» **Your assignment**: Copy out the lines below that hold the word "ijokl".

[Interface dataset entries]
· · · ·
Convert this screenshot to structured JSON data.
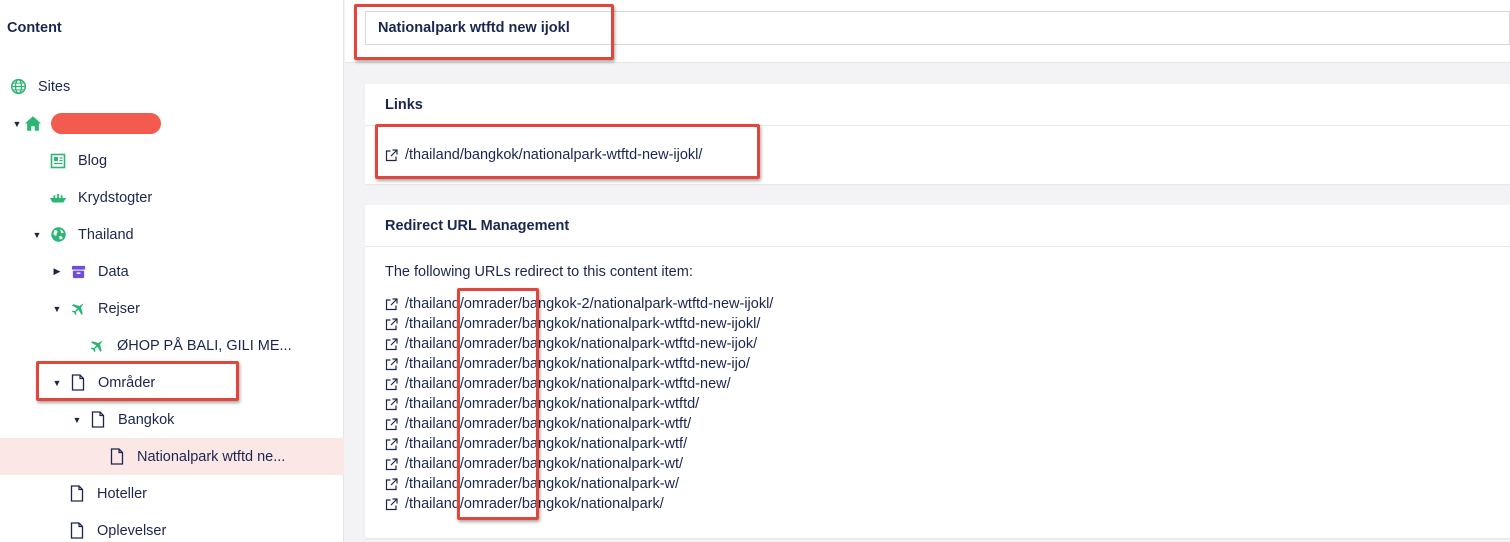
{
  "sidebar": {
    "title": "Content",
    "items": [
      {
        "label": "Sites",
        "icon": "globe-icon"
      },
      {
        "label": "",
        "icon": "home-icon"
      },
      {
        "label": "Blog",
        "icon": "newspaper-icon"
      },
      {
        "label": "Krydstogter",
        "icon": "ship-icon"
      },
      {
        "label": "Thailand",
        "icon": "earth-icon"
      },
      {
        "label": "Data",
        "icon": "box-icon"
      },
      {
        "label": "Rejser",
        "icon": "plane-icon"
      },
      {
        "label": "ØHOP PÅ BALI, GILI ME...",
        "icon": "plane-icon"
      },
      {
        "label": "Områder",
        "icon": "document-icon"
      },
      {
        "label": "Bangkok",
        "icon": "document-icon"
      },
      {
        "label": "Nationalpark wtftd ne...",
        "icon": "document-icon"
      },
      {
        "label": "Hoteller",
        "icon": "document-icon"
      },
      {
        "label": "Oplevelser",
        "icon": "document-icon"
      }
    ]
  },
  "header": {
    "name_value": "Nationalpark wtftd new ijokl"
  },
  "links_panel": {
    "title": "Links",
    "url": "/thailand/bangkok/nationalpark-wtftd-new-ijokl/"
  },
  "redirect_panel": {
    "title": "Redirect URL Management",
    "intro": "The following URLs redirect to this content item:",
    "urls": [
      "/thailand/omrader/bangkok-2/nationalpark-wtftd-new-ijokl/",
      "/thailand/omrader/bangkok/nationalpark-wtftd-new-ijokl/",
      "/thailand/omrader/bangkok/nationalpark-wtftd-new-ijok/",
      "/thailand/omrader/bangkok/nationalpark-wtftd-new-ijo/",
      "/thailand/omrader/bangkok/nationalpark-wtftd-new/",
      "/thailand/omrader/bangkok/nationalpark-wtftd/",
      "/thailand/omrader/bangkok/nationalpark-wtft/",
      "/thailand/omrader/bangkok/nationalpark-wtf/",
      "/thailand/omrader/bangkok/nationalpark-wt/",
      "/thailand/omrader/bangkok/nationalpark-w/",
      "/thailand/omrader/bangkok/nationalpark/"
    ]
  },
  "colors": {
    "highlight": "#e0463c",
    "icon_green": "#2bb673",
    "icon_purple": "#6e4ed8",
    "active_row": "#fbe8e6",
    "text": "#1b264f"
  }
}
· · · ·
» **Expected answer**:
    "name_value": "Nationalpark wtftd new ijokl"
    "url": "/thailand/bangkok/nationalpark-wtftd-new-ijokl/"
      "/thailand/omrader/bangkok-2/nationalpark-wtftd-new-ijokl/",
      "/thailand/omrader/bangkok/nationalpark-wtftd-new-ijokl/",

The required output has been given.